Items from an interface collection
+++

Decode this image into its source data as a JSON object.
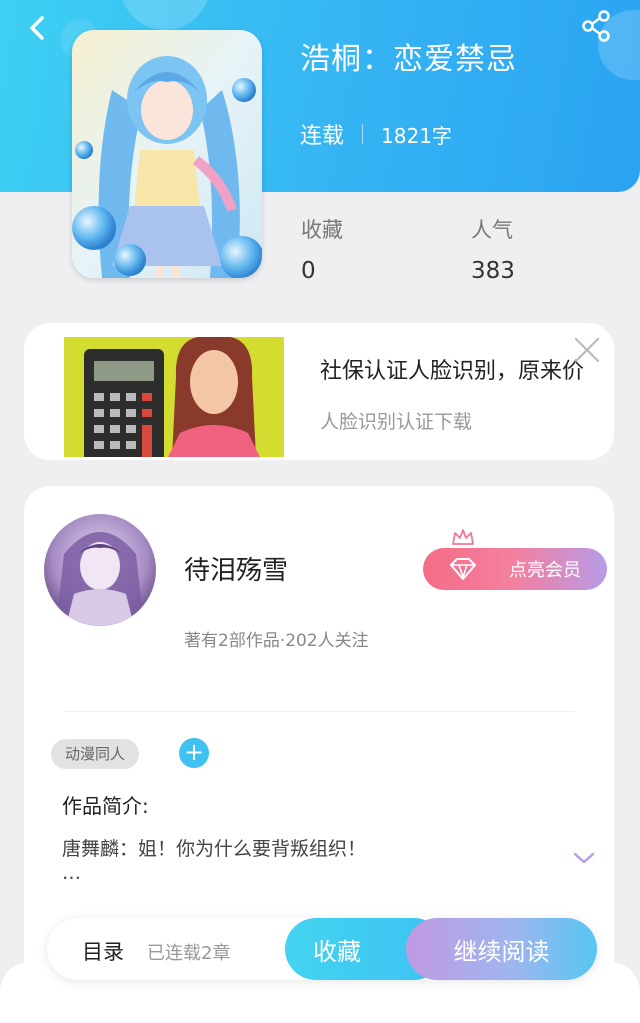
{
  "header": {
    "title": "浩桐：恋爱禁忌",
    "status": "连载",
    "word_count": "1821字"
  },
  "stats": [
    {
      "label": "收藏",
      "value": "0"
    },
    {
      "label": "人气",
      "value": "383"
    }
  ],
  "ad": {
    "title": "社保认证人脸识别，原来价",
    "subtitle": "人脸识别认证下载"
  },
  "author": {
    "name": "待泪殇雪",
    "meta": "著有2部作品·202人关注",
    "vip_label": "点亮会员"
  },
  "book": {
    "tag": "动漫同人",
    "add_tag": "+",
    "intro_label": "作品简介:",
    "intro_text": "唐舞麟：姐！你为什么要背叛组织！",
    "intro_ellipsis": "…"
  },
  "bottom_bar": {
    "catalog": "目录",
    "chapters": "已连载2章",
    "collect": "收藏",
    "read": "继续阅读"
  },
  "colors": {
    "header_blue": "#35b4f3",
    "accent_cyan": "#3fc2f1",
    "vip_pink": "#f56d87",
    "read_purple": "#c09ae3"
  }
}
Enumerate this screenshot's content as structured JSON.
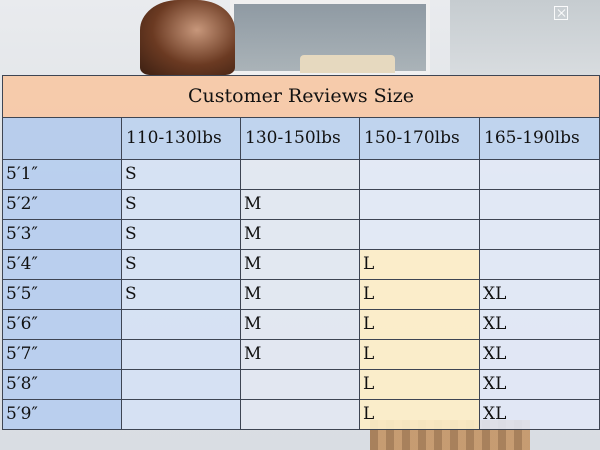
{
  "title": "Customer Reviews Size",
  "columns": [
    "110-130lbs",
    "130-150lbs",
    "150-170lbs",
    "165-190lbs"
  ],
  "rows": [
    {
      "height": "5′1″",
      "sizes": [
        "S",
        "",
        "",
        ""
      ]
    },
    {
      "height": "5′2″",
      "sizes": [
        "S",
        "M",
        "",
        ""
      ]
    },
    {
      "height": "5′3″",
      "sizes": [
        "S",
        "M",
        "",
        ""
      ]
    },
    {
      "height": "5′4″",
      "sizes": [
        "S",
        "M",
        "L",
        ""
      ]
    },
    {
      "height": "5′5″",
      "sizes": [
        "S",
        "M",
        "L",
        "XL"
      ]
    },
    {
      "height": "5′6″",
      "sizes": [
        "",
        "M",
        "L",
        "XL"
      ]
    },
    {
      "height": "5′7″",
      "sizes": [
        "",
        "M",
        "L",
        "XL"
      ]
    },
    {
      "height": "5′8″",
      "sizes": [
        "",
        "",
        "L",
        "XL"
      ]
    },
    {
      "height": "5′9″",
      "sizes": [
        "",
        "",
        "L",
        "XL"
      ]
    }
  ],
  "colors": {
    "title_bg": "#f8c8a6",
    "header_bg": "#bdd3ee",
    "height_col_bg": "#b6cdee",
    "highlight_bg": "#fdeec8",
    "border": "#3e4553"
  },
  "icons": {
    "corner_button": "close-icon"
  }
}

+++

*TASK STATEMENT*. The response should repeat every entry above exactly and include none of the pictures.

*RESPONSE BOX*.
Decode this image into its source data as a JSON object.
{
  "header": {
    "title": "浩桐：恋爱禁忌",
    "status": "连载",
    "word_count": "1821字"
  },
  "stats": [
    {
      "label": "收藏",
      "value": "0"
    },
    {
      "label": "人气",
      "value": "383"
    }
  ],
  "ad": {
    "title": "社保认证人脸识别，原来价",
    "subtitle": "人脸识别认证下载"
  },
  "author": {
    "name": "待泪殇雪",
    "meta": "著有2部作品·202人关注",
    "vip_label": "点亮会员"
  },
  "book": {
    "tag": "动漫同人",
    "add_tag": "+",
    "intro_label": "作品简介:",
    "intro_text": "唐舞麟：姐！你为什么要背叛组织！",
    "intro_ellipsis": "…"
  },
  "bottom_bar": {
    "catalog": "目录",
    "chapters": "已连载2章",
    "collect": "收藏",
    "read": "继续阅读"
  },
  "colors": {
    "header_blue": "#35b4f3",
    "accent_cyan": "#3fc2f1",
    "vip_pink": "#f56d87",
    "read_purple": "#c09ae3"
  }
}
Enumerate this screenshot's content as structured JSON.
{
  "title": "Customer Reviews Size",
  "columns": [
    "110-130lbs",
    "130-150lbs",
    "150-170lbs",
    "165-190lbs"
  ],
  "rows": [
    {
      "height": "5′1″",
      "sizes": [
        "S",
        "",
        "",
        ""
      ]
    },
    {
      "height": "5′2″",
      "sizes": [
        "S",
        "M",
        "",
        ""
      ]
    },
    {
      "height": "5′3″",
      "sizes": [
        "S",
        "M",
        "",
        ""
      ]
    },
    {
      "height": "5′4″",
      "sizes": [
        "S",
        "M",
        "L",
        ""
      ]
    },
    {
      "height": "5′5″",
      "sizes": [
        "S",
        "M",
        "L",
        "XL"
      ]
    },
    {
      "height": "5′6″",
      "sizes": [
        "",
        "M",
        "L",
        "XL"
      ]
    },
    {
      "height": "5′7″",
      "sizes": [
        "",
        "M",
        "L",
        "XL"
      ]
    },
    {
      "height": "5′8″",
      "sizes": [
        "",
        "",
        "L",
        "XL"
      ]
    },
    {
      "height": "5′9″",
      "sizes": [
        "",
        "",
        "L",
        "XL"
      ]
    }
  ],
  "colors": {
    "title_bg": "#f8c8a6",
    "header_bg": "#bdd3ee",
    "height_col_bg": "#b6cdee",
    "highlight_bg": "#fdeec8",
    "border": "#3e4553"
  },
  "icons": {
    "corner_button": "close-icon"
  }
}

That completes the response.